“It will provide certainty and clarity for businesses, workers and consumers across the United Kingdom on the day we leave the EU,” Davis said of the bill. “It will mean that as we exit the EU and seek a new deep and special partnership with the European Union, we will be doing so from a position where we have the same standards and rules. But it will also ensure we deliver on our promise to end the supremacy of European Union law in the UK as we exit.”
Laws and rules covering areas as diverse as workers’ rights, environmental regulations and how the financial services industry operates will need to be converted into UK statutes. While some EU laws will then be repealed, others will be replaced or maintained in a piecemeal fashion.
The UK government said its Great Repeal Bill, first announced in October, would “allow for a smooth and stable transition as the UK leaves the EU, ensuring that, wherever practical, the same rules and laws will apply after exit day.”

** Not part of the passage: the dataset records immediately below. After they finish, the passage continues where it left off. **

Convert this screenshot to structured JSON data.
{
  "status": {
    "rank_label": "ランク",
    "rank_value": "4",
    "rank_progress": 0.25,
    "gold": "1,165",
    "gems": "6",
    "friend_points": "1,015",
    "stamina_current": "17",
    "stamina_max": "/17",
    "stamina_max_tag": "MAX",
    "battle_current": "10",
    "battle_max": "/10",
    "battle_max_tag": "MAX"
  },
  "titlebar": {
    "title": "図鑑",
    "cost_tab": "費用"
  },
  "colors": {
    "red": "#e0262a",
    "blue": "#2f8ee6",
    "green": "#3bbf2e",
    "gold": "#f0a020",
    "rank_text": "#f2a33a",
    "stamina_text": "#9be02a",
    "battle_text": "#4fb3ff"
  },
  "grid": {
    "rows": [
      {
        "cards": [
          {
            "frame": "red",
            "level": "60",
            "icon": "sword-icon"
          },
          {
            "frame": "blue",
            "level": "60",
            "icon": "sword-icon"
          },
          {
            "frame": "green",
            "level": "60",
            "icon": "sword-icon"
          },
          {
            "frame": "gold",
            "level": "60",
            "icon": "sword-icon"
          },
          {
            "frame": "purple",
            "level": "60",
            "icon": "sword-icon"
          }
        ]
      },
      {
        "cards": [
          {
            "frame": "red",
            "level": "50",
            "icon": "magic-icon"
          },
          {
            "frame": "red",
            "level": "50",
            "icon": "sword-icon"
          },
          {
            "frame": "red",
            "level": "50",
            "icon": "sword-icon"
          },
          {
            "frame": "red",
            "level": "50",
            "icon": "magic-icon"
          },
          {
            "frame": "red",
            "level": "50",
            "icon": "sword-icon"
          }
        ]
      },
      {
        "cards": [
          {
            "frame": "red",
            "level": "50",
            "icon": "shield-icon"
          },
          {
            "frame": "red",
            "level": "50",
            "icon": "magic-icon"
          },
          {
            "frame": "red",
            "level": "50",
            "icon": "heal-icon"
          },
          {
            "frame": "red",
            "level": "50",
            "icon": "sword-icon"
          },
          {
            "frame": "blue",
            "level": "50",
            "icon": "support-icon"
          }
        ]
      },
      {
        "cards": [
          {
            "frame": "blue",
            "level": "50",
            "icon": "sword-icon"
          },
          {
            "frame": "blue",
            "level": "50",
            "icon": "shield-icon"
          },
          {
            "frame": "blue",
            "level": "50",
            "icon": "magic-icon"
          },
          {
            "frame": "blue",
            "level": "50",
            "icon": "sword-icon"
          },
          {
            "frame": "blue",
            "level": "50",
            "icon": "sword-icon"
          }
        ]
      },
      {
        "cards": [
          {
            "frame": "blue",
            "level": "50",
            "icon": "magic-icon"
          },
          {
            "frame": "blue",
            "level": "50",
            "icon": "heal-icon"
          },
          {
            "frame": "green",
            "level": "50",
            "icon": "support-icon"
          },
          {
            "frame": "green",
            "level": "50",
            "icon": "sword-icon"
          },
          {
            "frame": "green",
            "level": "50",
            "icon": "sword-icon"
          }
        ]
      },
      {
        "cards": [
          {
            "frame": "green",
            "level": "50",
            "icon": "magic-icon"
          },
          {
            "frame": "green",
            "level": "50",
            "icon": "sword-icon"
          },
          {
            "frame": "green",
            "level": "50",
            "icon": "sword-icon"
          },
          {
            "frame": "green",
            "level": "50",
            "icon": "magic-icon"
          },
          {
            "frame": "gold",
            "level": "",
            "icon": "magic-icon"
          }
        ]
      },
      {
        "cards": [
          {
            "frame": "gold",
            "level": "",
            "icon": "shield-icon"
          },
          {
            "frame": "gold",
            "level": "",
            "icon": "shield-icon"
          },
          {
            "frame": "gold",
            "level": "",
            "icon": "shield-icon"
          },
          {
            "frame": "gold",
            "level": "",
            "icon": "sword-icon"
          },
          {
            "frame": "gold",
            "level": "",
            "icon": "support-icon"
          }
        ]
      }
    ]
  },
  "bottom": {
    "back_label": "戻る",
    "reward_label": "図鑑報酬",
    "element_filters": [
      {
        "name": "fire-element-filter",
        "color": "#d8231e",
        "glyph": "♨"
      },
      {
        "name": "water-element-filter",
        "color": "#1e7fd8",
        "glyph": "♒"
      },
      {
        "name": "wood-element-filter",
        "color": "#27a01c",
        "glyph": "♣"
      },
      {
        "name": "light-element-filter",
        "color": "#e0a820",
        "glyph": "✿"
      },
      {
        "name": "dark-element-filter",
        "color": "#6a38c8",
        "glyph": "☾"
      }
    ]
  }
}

It will begin by repealing the European Communities Act 1972, which gives EU law supremacy over UK law, and then transpose EU law into domestic law so that no “large holes” are left in the statute book.

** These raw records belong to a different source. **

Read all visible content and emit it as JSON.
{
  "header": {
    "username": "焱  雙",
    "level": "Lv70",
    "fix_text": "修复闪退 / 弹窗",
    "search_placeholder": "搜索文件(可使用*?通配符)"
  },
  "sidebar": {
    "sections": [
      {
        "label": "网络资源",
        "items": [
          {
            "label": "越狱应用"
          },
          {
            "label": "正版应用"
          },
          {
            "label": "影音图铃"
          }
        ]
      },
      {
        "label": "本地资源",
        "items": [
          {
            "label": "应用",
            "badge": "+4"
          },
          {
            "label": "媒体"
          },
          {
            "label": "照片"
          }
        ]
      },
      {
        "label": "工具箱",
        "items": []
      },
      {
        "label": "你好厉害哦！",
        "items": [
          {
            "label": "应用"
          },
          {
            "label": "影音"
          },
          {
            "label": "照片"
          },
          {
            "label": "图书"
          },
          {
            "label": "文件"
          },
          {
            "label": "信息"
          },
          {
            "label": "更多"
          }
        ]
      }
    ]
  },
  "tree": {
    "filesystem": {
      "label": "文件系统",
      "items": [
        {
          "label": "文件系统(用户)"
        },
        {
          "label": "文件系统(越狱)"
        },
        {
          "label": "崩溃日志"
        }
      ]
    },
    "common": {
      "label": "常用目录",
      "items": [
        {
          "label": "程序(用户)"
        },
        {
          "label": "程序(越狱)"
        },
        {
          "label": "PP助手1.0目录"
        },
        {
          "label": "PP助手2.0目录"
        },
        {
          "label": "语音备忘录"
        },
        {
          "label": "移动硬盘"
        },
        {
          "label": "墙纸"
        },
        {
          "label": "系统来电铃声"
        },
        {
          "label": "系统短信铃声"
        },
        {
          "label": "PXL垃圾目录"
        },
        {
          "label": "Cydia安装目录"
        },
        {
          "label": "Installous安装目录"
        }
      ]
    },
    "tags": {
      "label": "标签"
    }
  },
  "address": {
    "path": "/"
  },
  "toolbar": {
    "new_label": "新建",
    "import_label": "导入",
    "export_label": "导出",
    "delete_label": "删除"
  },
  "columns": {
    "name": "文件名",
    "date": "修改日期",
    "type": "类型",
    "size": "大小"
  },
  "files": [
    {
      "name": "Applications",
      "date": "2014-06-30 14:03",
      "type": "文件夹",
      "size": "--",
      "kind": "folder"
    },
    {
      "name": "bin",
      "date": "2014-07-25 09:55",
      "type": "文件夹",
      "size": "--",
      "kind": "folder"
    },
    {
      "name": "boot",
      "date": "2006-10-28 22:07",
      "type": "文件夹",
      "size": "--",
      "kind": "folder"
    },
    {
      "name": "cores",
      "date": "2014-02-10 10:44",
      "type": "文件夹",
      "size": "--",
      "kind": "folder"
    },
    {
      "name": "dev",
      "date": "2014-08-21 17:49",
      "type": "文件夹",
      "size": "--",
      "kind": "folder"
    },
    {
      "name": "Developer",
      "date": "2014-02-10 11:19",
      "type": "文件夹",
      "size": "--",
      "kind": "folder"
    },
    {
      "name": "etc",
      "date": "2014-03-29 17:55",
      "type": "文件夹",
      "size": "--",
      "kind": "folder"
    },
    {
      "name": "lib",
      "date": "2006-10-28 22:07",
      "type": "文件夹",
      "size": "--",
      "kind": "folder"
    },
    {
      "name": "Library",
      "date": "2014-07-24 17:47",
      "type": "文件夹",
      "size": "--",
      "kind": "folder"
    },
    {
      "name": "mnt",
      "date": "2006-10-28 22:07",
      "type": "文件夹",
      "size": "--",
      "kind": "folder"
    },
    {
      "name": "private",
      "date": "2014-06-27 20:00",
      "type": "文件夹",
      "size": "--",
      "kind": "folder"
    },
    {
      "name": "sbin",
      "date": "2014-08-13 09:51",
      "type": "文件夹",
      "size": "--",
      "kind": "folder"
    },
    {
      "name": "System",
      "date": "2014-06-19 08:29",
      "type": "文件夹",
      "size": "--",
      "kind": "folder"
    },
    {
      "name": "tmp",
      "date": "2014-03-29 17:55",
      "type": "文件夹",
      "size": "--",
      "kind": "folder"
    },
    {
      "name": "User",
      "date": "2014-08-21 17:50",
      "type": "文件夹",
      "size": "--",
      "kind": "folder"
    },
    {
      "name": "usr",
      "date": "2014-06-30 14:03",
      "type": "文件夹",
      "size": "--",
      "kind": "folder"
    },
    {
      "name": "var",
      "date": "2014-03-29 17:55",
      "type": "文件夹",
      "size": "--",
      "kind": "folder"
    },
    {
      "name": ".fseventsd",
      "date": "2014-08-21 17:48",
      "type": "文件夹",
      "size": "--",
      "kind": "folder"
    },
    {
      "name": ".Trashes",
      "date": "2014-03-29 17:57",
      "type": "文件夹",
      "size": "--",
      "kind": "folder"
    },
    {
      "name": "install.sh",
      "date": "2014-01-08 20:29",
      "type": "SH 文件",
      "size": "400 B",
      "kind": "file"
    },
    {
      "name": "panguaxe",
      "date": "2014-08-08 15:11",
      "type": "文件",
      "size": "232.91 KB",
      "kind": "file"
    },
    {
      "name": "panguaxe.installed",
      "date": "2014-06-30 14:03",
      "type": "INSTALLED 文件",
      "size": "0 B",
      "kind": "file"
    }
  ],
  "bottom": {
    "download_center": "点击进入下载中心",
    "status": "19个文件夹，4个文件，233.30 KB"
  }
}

UK politicians will then be able to make whatever changes are necessary through the use of secondary legislation, it said. According to the Department for Exiting the EU, these will involve “mechanical changes that ensure laws function properly after EU exit” rather than policy shifts.
Davis sought to reassure lawmakers Thursday, saying that the powers granted to ministers to “correct” laws so they still work after Brexit would be “time-limited” and that Parliament would need to be satisfied they were appropriate.
“Given the scale of the changes that will be necessary and the finite amount of time available to make them, there is a balance to be struck between the importance of scrutiny and correcting the statute book in time,” he added.
Although EU case law will still be considered for EU rules converted into domestic law, Davis said, the European Court of Justice will no longer have supremacy over the UK Supreme Court.
Devolved administrations in Wales, Scotland and Northern Ireland can expect to see a “significant increase” in their decision making powers in areas such as agriculture where they have control, he said.
Davis played down the suggestion of a rift with the EU earlier Thursday. “This is not a threat. This is a statement of the fact that this would be harmful for both of us, not one of us,” he told the BBC. “It’s an argument for having a deal. That’s the point. That’s what we’re after,” Davis said.
The European Parliament’s co-ordinator for Brexit, Guy Verhofstadt, said the EU would oppose any attempt by Britain to link security with an exit deal.
Asked if he thought May was engaged in “blackmail,” Verhofstadt told a press conference in Brussels on Wednesday: “I try to be a gentleman, so towards a lady I don’t even use or think about the word ‘blackmail.'”
The tussle over security overshadowed the British government’s attempt to strike a conciliatory tone with the EU. In the Article 50 letter, May said she hoped Britain and the EU would remain the closest of allies and that the UK sought a”deep and special partnership.” She also made clear that she wanted to avoid walking away with no deal.
French President Francois Hollande, in a phone call with May on Wednesday, appeared to echo a point made earlier by German Chancellor Angela Merkel that any discussions of the “future relationship” between the UK and EU would have to take place after the divorce.
A number of European leaders spoke Thursday while attending a meeting in Malta of the center-right European People’s Party grouping.
European Commission President Jean-Claude Juncker said,”Brexit isn’t the end of everything. We must consider it to be a new beginning, something that is stronger, something that is better.”
“Brexit has made us, the community of 27, more determined and united than before. And I can say that we will remain more determined and united in the future,” said European Council President Donald Tusk.
CNN’s David Wilkinson and Angela Dewan contributed to this report.